_Task prompt_
When a line in the records contains the string "Running", copy that line.

--- Information supplied ---

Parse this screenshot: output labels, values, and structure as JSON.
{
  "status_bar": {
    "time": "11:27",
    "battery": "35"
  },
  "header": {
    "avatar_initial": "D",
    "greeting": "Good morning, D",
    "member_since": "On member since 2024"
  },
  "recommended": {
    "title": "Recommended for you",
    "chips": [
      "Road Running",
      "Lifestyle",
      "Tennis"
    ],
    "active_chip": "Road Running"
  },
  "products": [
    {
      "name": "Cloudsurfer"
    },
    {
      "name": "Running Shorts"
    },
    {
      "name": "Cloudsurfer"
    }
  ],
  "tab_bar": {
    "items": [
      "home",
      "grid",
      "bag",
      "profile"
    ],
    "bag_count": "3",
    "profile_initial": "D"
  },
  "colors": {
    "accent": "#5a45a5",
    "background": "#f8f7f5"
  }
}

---

_Solution_
      "Road Running",
    "active_chip": "Road Running"
      "name": "Running Shorts"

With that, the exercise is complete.